* _TASK OBJECTIVE_: Scan the records below and copy every line that contains the string "true".

* _DATASET CONTENT_:
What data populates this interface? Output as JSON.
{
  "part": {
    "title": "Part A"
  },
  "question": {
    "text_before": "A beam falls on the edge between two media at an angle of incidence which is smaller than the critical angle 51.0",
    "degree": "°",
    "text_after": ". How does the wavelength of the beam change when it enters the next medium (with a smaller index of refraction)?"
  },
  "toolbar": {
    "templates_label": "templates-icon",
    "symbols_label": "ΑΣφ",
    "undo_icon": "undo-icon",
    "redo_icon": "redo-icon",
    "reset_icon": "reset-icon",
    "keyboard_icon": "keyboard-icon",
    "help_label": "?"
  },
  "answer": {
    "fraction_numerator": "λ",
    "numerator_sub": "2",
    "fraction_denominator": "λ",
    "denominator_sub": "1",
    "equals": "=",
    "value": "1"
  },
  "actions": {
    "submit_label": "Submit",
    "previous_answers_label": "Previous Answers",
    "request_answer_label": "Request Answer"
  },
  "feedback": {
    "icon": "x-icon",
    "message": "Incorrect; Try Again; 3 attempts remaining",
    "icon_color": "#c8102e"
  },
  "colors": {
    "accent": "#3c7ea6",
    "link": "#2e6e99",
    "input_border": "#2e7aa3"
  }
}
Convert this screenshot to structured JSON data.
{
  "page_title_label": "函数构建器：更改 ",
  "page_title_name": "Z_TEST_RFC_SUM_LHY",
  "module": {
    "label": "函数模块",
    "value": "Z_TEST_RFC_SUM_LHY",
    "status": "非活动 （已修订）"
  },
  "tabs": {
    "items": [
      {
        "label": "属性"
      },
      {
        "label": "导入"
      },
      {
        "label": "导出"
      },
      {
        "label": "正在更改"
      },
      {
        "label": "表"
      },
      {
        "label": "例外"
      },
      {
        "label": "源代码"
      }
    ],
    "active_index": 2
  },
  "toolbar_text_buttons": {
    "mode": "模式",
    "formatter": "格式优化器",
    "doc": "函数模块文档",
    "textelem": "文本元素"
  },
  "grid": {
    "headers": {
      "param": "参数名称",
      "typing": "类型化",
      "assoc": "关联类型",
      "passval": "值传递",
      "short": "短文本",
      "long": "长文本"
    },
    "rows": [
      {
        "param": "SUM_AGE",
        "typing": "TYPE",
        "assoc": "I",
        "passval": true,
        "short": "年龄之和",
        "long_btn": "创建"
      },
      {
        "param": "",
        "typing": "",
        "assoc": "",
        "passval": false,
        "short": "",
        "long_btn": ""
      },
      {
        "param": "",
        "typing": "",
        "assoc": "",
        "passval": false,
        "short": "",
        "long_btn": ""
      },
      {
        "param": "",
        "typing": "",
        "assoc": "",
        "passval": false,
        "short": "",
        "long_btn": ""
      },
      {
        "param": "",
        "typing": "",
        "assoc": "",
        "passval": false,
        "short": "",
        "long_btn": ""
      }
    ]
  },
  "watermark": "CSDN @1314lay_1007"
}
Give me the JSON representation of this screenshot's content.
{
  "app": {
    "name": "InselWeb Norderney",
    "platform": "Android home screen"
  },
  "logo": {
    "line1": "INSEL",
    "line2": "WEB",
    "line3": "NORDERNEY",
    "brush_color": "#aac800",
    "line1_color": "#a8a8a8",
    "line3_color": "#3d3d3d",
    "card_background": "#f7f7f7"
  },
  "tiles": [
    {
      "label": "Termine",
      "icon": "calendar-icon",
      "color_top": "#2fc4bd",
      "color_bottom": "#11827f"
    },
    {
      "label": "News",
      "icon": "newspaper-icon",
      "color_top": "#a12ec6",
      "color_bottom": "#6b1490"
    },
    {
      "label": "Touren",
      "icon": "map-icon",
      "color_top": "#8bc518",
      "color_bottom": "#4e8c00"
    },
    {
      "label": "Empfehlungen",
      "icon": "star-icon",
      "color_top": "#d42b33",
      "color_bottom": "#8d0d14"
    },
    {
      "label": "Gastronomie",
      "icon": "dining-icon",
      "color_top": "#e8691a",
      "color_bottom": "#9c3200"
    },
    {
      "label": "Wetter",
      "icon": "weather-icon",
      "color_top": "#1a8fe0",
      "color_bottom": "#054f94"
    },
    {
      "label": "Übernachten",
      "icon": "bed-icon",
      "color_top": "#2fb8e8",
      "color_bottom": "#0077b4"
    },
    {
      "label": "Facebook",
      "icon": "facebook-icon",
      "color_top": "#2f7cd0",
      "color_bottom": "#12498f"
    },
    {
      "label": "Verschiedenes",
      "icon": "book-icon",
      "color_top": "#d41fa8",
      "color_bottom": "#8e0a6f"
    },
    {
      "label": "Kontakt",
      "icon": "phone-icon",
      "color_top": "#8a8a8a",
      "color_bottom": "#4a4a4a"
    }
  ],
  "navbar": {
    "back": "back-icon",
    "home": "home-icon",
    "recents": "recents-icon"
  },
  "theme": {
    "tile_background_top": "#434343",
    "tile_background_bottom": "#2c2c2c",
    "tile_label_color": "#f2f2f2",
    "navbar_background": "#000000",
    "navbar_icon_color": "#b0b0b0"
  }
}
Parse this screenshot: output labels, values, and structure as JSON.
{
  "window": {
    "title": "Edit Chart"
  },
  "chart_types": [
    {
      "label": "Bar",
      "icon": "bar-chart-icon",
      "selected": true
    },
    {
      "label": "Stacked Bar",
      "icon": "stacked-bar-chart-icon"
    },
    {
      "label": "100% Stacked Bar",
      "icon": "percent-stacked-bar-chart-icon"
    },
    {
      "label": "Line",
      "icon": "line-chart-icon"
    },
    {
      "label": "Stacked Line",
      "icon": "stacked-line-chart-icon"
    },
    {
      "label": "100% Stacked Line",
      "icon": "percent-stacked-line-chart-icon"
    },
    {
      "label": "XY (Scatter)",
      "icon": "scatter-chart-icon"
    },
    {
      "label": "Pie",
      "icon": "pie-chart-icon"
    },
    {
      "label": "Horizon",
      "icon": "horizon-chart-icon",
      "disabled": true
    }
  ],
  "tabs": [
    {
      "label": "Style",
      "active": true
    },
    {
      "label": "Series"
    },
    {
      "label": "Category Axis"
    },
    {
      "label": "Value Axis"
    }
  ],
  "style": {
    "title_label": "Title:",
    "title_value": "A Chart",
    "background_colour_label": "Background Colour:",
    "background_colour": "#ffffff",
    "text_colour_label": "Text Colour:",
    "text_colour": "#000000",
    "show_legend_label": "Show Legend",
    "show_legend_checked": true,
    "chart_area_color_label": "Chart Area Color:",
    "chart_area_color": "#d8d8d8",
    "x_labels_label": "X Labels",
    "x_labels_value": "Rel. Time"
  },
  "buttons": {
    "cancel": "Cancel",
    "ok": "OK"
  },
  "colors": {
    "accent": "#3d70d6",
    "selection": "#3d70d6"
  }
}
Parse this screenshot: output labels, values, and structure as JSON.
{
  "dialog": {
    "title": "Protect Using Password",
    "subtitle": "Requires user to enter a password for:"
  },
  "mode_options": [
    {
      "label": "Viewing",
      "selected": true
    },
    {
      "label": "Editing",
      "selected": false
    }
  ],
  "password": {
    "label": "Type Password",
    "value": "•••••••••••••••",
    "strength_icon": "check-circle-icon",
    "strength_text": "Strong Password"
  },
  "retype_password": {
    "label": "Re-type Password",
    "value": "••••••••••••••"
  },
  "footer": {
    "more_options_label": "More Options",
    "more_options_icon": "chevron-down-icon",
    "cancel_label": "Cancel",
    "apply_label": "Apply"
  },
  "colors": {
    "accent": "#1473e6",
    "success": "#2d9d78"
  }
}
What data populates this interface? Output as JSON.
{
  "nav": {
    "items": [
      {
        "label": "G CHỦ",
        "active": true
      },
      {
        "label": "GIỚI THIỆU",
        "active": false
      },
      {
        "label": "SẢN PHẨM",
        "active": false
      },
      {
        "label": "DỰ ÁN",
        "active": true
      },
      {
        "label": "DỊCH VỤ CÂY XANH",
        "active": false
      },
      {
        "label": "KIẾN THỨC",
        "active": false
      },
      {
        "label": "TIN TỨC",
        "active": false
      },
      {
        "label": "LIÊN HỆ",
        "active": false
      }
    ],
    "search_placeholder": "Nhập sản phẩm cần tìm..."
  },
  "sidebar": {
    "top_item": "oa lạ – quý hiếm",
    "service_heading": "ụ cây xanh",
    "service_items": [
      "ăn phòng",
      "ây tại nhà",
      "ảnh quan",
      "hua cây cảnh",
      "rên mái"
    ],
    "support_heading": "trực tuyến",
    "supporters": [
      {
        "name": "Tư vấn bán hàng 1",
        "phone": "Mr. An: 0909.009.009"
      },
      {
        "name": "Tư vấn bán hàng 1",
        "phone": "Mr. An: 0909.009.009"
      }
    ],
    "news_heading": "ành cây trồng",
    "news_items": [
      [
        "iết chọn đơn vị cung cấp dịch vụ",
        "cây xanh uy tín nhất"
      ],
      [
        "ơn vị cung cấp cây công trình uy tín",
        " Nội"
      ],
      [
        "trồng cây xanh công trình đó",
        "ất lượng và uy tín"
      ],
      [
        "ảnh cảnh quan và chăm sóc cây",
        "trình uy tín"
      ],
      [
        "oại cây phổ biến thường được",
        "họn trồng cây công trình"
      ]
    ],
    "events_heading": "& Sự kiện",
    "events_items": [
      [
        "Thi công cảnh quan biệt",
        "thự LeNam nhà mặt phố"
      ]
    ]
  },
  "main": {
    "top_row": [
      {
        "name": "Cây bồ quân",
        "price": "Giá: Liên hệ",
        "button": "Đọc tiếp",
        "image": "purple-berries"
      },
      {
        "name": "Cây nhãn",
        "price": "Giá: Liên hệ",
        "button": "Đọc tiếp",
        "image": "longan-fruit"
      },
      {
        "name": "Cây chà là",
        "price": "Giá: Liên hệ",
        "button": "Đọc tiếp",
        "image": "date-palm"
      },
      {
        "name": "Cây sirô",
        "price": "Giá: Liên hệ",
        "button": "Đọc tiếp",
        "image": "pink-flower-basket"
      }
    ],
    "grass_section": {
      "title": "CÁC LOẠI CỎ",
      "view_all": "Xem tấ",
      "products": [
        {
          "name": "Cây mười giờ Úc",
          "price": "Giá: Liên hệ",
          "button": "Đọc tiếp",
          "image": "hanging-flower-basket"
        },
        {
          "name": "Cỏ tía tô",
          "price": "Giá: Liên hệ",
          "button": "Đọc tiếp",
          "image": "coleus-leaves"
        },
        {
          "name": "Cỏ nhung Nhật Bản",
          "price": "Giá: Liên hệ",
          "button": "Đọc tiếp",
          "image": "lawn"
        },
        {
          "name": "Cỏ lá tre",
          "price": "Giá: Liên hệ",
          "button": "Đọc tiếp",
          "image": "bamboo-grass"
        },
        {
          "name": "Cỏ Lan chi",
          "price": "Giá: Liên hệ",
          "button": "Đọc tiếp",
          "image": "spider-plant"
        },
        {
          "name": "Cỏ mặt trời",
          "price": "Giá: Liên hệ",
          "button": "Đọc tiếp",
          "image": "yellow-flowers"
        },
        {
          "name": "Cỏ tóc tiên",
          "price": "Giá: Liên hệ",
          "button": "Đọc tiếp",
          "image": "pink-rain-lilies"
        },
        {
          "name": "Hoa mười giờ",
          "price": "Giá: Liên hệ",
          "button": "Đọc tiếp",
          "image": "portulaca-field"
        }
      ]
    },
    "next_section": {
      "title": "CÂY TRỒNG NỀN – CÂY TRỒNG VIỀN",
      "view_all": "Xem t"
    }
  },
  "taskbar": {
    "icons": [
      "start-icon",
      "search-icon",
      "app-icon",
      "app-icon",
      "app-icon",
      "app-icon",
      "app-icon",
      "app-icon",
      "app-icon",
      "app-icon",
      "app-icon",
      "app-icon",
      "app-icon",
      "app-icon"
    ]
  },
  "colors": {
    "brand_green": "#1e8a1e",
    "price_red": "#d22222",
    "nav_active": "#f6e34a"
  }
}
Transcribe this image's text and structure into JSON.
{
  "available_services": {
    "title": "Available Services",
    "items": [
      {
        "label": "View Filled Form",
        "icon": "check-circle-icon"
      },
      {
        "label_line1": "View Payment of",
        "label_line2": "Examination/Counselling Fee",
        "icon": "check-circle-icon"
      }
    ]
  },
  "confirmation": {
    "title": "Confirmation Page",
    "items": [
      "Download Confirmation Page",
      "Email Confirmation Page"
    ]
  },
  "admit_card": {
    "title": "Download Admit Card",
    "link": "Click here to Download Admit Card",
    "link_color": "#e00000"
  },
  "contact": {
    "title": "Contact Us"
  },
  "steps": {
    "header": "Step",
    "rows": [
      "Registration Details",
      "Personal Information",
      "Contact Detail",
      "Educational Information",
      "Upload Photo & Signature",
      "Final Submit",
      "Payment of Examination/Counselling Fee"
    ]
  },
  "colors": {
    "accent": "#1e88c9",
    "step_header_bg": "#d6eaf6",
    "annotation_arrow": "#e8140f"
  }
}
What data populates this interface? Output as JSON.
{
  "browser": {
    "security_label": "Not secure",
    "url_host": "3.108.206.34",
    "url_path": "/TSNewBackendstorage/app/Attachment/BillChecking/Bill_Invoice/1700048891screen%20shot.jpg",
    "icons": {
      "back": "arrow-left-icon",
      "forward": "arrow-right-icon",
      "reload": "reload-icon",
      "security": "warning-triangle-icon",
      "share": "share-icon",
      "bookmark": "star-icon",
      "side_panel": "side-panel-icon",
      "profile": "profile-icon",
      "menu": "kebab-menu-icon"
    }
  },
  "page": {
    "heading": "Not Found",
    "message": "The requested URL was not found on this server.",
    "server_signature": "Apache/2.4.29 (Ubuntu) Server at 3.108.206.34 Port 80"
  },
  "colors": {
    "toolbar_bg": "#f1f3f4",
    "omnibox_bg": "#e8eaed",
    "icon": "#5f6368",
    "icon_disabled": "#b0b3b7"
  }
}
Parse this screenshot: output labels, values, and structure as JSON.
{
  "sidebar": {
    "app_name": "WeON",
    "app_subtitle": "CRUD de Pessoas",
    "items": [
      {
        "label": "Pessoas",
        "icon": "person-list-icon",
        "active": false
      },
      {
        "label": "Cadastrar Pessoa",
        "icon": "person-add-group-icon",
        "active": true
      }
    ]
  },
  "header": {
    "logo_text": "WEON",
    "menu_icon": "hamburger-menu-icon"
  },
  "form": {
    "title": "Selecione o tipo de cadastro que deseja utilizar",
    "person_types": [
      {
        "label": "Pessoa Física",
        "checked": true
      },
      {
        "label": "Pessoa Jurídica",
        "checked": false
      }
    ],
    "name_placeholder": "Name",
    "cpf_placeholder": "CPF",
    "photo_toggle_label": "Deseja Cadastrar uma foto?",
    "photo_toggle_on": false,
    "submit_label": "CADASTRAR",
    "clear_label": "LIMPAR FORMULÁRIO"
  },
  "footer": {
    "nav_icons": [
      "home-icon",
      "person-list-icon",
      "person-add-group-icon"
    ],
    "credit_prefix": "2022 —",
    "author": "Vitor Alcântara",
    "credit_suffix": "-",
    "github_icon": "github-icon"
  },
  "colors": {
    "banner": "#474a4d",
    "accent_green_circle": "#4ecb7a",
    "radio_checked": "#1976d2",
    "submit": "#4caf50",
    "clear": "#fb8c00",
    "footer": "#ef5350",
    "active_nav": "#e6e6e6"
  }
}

* _RESPONSE TO THIS TASK_:
        "passval": true,
      "selected": true
      "disabled": true
      "active": true
    "show_legend_checked": true,
      "selected": true
        "active": true
        "active": true
        "active": true
        "checked": true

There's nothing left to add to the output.